Q24 - Renewable Resources and Conservation: Land, Q57 - Ecological Economics: Ecosystem Services; Biodiversity Conservation; Industrial Ecology, R14 - Land Use Patterns
Many ecosystem services are public goods whose provision depends on the spatial pattern of land use. The pattern of land use is often determined by the decisions of multiple private landowners. Increasing the provision of ecosystem services, while beneficial for society as a whole, may be costly to private landowners. A regulator interested in providing incentives to landowners for increased provision of ecosystem services often lacks complete information on landowners’ costs. The combination of spatially-dependent benefits and asymmetric cost information means that the optimal provision of ecosystem services cannot be achieved using standard regulatory or payment for ecosystem services (PES) approaches.
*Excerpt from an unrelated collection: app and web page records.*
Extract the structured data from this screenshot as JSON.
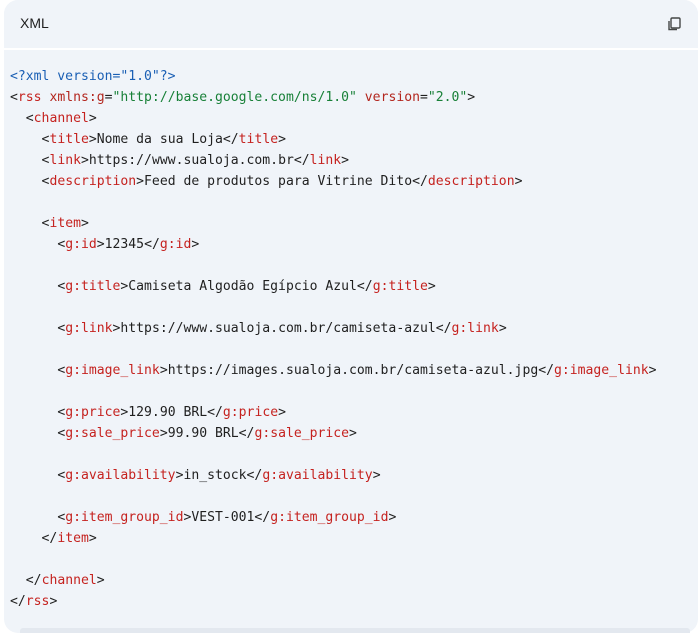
{
  "header": {
    "language_label": "XML",
    "copy_icon": "copy-icon"
  },
  "colors": {
    "background": "#f0f4f9",
    "tag": "#c5221f",
    "string": "#188038",
    "declaration": "#1a5fb4"
  },
  "code": {
    "lines": [
      "<?xml version=\"1.0\"?>",
      "<rss xmlns:g=\"http://base.google.com/ns/1.0\" version=\"2.0\">",
      "  <channel>",
      "    <title>Nome da sua Loja</title>",
      "    <link>https://www.sualoja.com.br</link>",
      "    <description>Feed de produtos para Vitrine Dito</description>",
      "",
      "    <item>",
      "      <g:id>12345</g:id>",
      "",
      "      <g:title>Camiseta Algodão Egípcio Azul</g:title>",
      "",
      "      <g:link>https://www.sualoja.com.br/camiseta-azul</g:link>",
      "",
      "      <g:image_link>https://images.sualoja.com.br/camiseta-azul.jpg</g:image_link>",
      "",
      "      <g:price>129.90 BRL</g:price>",
      "      <g:sale_price>99.90 BRL</g:sale_price>",
      "",
      "      <g:availability>in_stock</g:availability>",
      "",
      "      <g:item_group_id>VEST-001</g:item_group_id>",
      "    </item>",
      "",
      "  </channel>",
      "</rss>"
    ]
  }
}
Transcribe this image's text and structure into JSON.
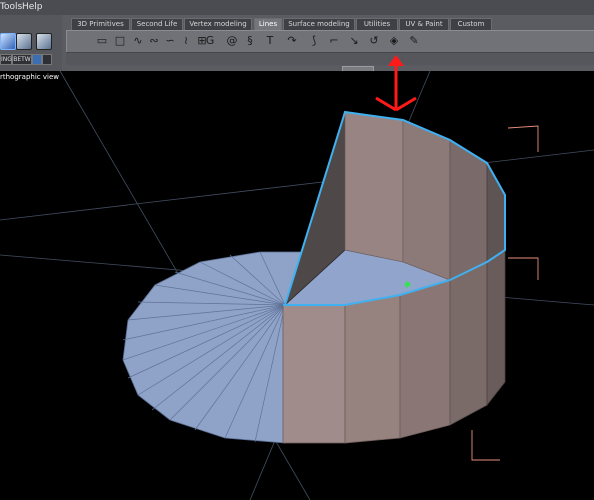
{
  "menubar": {
    "tools": "Tools",
    "help": "Help"
  },
  "toolbar": {
    "tabs": [
      {
        "label": "3D Primitives"
      },
      {
        "label": "Second Life"
      },
      {
        "label": "Vertex modeling"
      },
      {
        "label": "Lines"
      },
      {
        "label": "Surface modeling"
      },
      {
        "label": "Utilities"
      },
      {
        "label": "UV & Paint"
      },
      {
        "label": "Custom"
      }
    ],
    "active_tab": "Lines",
    "left_buttons": {
      "btn1": "ING",
      "btn2": "BETW"
    },
    "icons": [
      "rectangle-icon",
      "rectangle-outline-icon",
      "wave-icon",
      "spiral-line-icon",
      "helix-icon",
      "zigzag-icon",
      "grid-pattern-icon",
      "circle-arrow-icon",
      "spiral-icon",
      "coil-icon",
      "text-icon",
      "hook-icon",
      "bracket-icon",
      "bend-icon",
      "path-icon",
      "tool-a-icon",
      "tool-b-icon",
      "tool-c-icon"
    ]
  },
  "viewport": {
    "label": "rthographic view"
  },
  "colors": {
    "accent": "#3fb1f0",
    "arrow": "#ff1a1a",
    "wall": "#8f7c7a",
    "disc": "#8fa3c9"
  }
}
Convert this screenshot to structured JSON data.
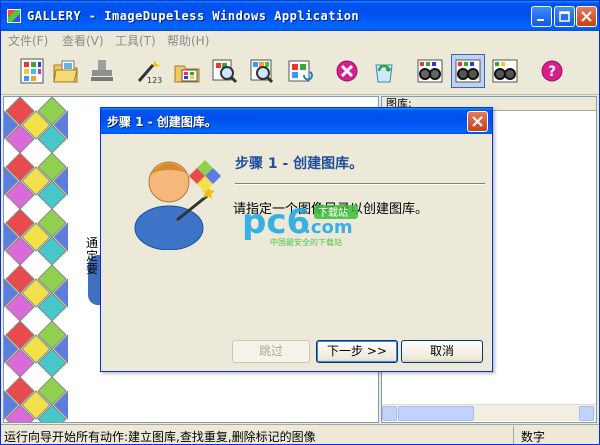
{
  "window": {
    "title": "GALLERY - ImageDupeless Windows Application",
    "minimize_glyph": "_",
    "maximize_glyph": "□"
  },
  "menu": [
    {
      "label": "文件(F)"
    },
    {
      "label": "查看(V)"
    },
    {
      "label": "工具(T)"
    },
    {
      "label": "帮助(H)"
    }
  ],
  "toolbar_icons": [
    "gallery-grid-icon",
    "open-folder-icon",
    "stamp-icon",
    "magic-wand-123-icon",
    "folder-images-icon",
    "magnify-image-icon",
    "search-images-icon",
    "refresh-images-icon",
    "delete-marked-icon",
    "recycle-icon",
    "compare-glasses-icon",
    "compare-glasses-active-icon",
    "compare-glasses-alt-icon",
    "help-icon"
  ],
  "left_pane": {
    "peek_text": "通定要"
  },
  "right_pane": {
    "header": "图库:"
  },
  "status": {
    "main": "运行向导开始所有动作:建立图库,查找重复,删除标记的图像",
    "mode": "数字"
  },
  "dialog": {
    "title": "步骤 1 - 创建图库。",
    "heading": "步骤 1 - 创建图库。",
    "body": "请指定一个图像目录以创建图库。",
    "skip_label": "跳过",
    "next_label": "下一步 >>",
    "cancel_label": "取消"
  },
  "watermark": {
    "logo": "pc6",
    "suffix": ".com",
    "badge": "下载站",
    "slogan": "中国最安全的下载站"
  },
  "colors": {
    "titlebar": "#0054e3",
    "dialog_heading": "#1f4f9c",
    "window_face": "#ece9d8"
  }
}
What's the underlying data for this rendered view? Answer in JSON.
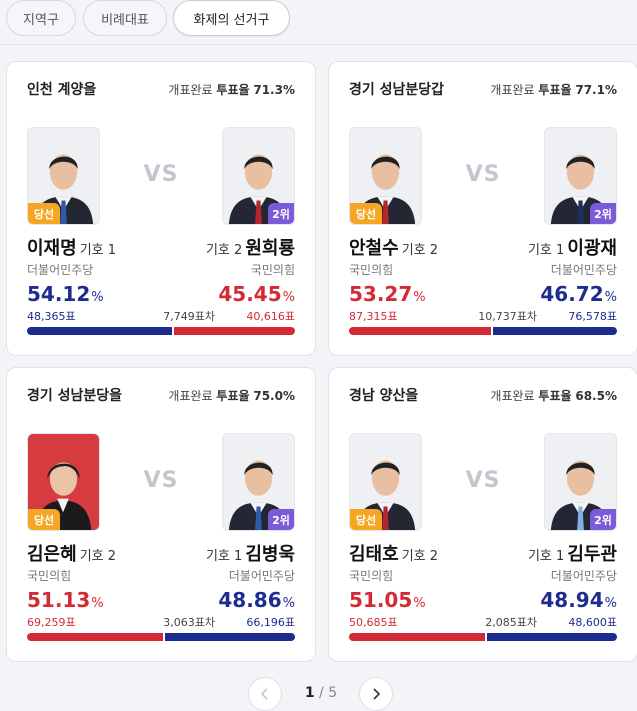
{
  "tabs": [
    {
      "label": "지역구"
    },
    {
      "label": "비례대표"
    },
    {
      "label": "화제의 선거구"
    }
  ],
  "common": {
    "vs": "VS",
    "status_prefix": "개표완료",
    "turnout_label": "투표율",
    "num_label": "기호",
    "diff_suffix": "표차",
    "pct_sym": "%",
    "win_badge": "당선",
    "rank_badge": "2위"
  },
  "colors": {
    "red": "#d42a35",
    "blue": "#1d2d8f",
    "win_badge": "#f5a623",
    "rank_badge": "#7b5bd6"
  },
  "cards": [
    {
      "district": "인천 계양을",
      "turnout": "71.3%",
      "diff": "7,749",
      "left": {
        "name": "이재명",
        "num": "1",
        "party": "더불어민주당",
        "pct": "54.12",
        "votes": "48,365표",
        "share": 54.12,
        "color": "blue",
        "badge": "win"
      },
      "right": {
        "name": "원희룡",
        "num": "2",
        "party": "국민의힘",
        "pct": "45.45",
        "votes": "40,616표",
        "share": 45.45,
        "color": "red",
        "badge": "rank"
      }
    },
    {
      "district": "경기 성남분당갑",
      "turnout": "77.1%",
      "diff": "10,737",
      "left": {
        "name": "안철수",
        "num": "2",
        "party": "국민의힘",
        "pct": "53.27",
        "votes": "87,315표",
        "share": 53.27,
        "color": "red",
        "badge": "win"
      },
      "right": {
        "name": "이광재",
        "num": "1",
        "party": "더불어민주당",
        "pct": "46.72",
        "votes": "76,578표",
        "share": 46.72,
        "color": "blue",
        "badge": "rank"
      }
    },
    {
      "district": "경기 성남분당을",
      "turnout": "75.0%",
      "diff": "3,063",
      "left": {
        "name": "김은혜",
        "num": "2",
        "party": "국민의힘",
        "pct": "51.13",
        "votes": "69,259표",
        "share": 51.13,
        "color": "red",
        "badge": "win"
      },
      "right": {
        "name": "김병욱",
        "num": "1",
        "party": "더불어민주당",
        "pct": "48.86",
        "votes": "66,196표",
        "share": 48.86,
        "color": "blue",
        "badge": "rank"
      }
    },
    {
      "district": "경남 양산을",
      "turnout": "68.5%",
      "diff": "2,085",
      "left": {
        "name": "김태호",
        "num": "2",
        "party": "국민의힘",
        "pct": "51.05",
        "votes": "50,685표",
        "share": 51.05,
        "color": "red",
        "badge": "win"
      },
      "right": {
        "name": "김두관",
        "num": "1",
        "party": "더불어민주당",
        "pct": "48.94",
        "votes": "48,600표",
        "share": 48.94,
        "color": "blue",
        "badge": "rank"
      }
    }
  ],
  "pagination": {
    "current": "1",
    "separator": "/",
    "total": "5"
  }
}
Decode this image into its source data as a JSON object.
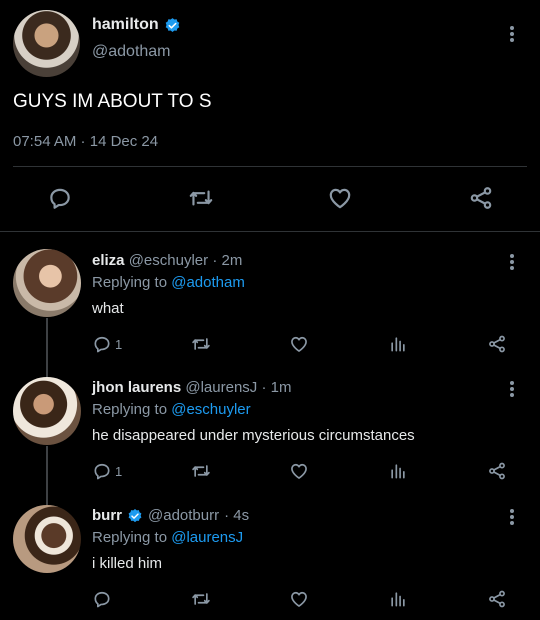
{
  "main_tweet": {
    "display_name": "hamilton",
    "handle": "@adotham",
    "text": "GUYS IM ABOUT TO S",
    "time": "07:54 AM",
    "date_sep": " · ",
    "date": "14 Dec 24"
  },
  "replies": [
    {
      "display_name": "eliza",
      "handle": "@eschuyler",
      "time": "· 2m",
      "replying_prefix": "Replying to",
      "replying_to": "@adotham",
      "text": "what",
      "reply_count": "1"
    },
    {
      "display_name": "jhon laurens",
      "handle": "@laurensJ",
      "time": "· 1m",
      "replying_prefix": "Replying to",
      "replying_to": "@eschuyler",
      "text": "he disappeared under mysterious circumstances",
      "reply_count": "1"
    },
    {
      "display_name": "burr",
      "handle": "@adotburr",
      "time": "· 4s",
      "replying_prefix": "Replying to",
      "replying_to": "@laurensJ",
      "text": "i killed him",
      "reply_count": ""
    }
  ],
  "colors": {
    "background": "#000000",
    "accent": "#1d9bf0",
    "muted": "#8b98a5",
    "text": "#e7e9ea",
    "divider": "#2f3336"
  },
  "icons": [
    "verified-badge-icon",
    "more-icon",
    "reply-icon",
    "retweet-icon",
    "like-icon",
    "share-icon",
    "analytics-icon"
  ]
}
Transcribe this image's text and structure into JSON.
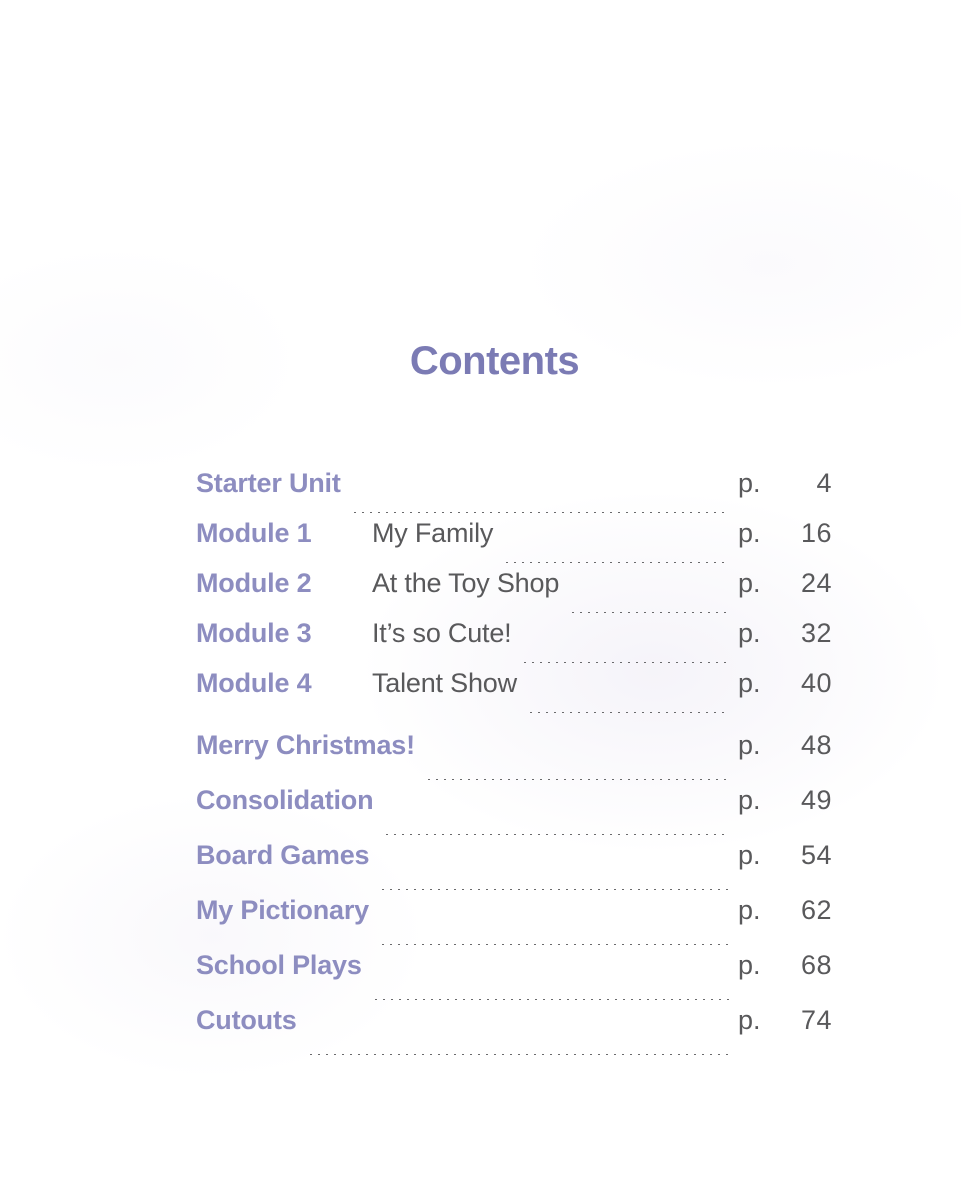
{
  "page": {
    "title": "Contents",
    "background_color": "#ffffff",
    "accent_color": "#8d8dc0",
    "title_color": "#7b7bb4",
    "text_color": "#59595b"
  },
  "toc": {
    "page_marker": "p.",
    "entries": [
      {
        "label": "Starter Unit",
        "subtitle": "",
        "marker": "p.",
        "page": "4",
        "type": "unit"
      },
      {
        "label": "Module 1",
        "subtitle": "My Family",
        "marker": "p.",
        "page": "16",
        "type": "module"
      },
      {
        "label": "Module 2",
        "subtitle": "At the Toy Shop",
        "marker": "p.",
        "page": "24",
        "type": "module"
      },
      {
        "label": "Module 3",
        "subtitle": "It’s so Cute!",
        "marker": "p.",
        "page": "32",
        "type": "module"
      },
      {
        "label": "Module 4",
        "subtitle": "Talent Show",
        "marker": "p.",
        "page": "40",
        "type": "module"
      },
      {
        "label": "Merry Christmas!",
        "subtitle": "",
        "marker": "p.",
        "page": "48",
        "type": "section"
      },
      {
        "label": "Consolidation",
        "subtitle": "",
        "marker": "p.",
        "page": "49",
        "type": "section"
      },
      {
        "label": "Board Games",
        "subtitle": "",
        "marker": "p.",
        "page": "54",
        "type": "section"
      },
      {
        "label": "My Pictionary",
        "subtitle": "",
        "marker": "p.",
        "page": "62",
        "type": "section"
      },
      {
        "label": "School Plays",
        "subtitle": "",
        "marker": "p.",
        "page": "68",
        "type": "section"
      },
      {
        "label": "Cutouts",
        "subtitle": "",
        "marker": "p.",
        "page": "74",
        "type": "section"
      }
    ]
  }
}
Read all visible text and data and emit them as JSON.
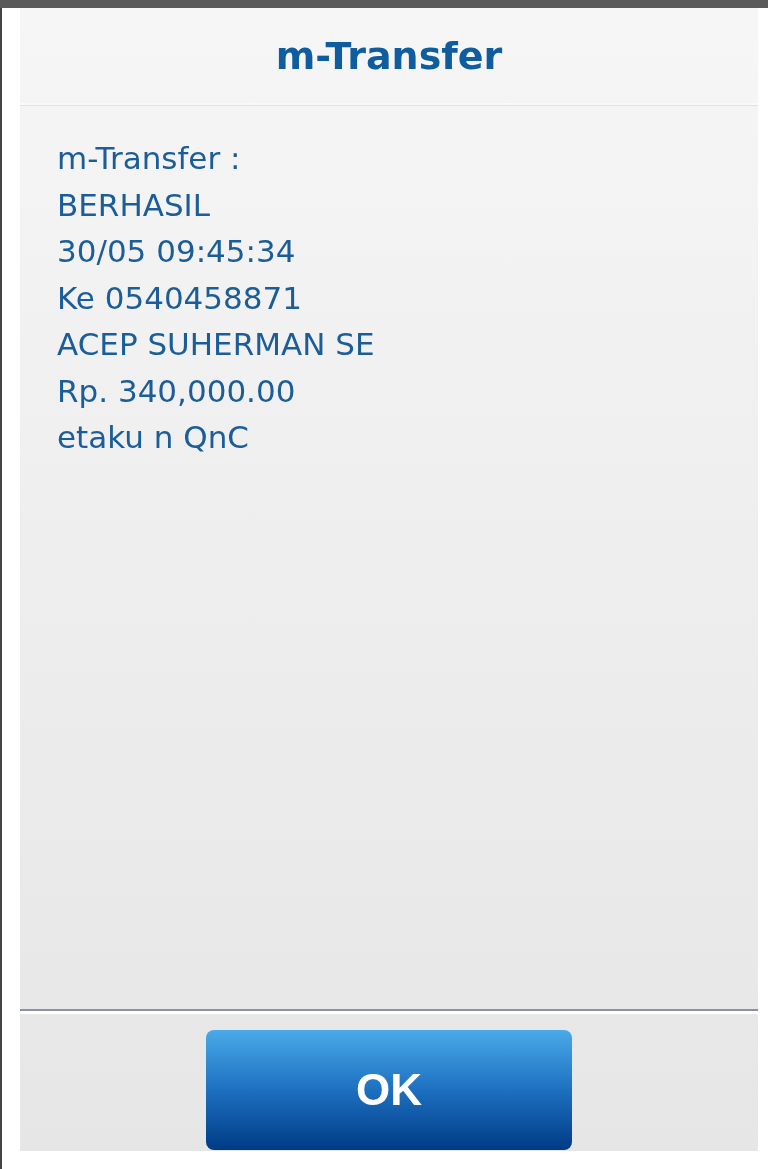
{
  "dialog": {
    "title": "m-Transfer",
    "message_lines": [
      "m-Transfer :",
      "BERHASIL",
      "30/05 09:45:34",
      "Ke 0540458871",
      "ACEP SUHERMAN SE",
      "Rp. 340,000.00",
      "etaku n QnC"
    ],
    "buttons": [
      {
        "label": "OK",
        "kind": "primary"
      }
    ]
  }
}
Here we show that an auction that pays a landowner for the increased value of ecosystem services generated by the landowner’s actions provides incentives for landowners to truthfully reveal cost information, and allows the regulator to implement the optimal provision of ecosystem services, even in the case with spatially-dependent benefits and asymmetric information.
Polasky, Stephen; Lewis, David; Plantinga, Andrew; and Nelson, Erik, "Implementing the Optimal Provision of Ecosystem Services" (2013). Economics Department Working Paper Series. Paper 10.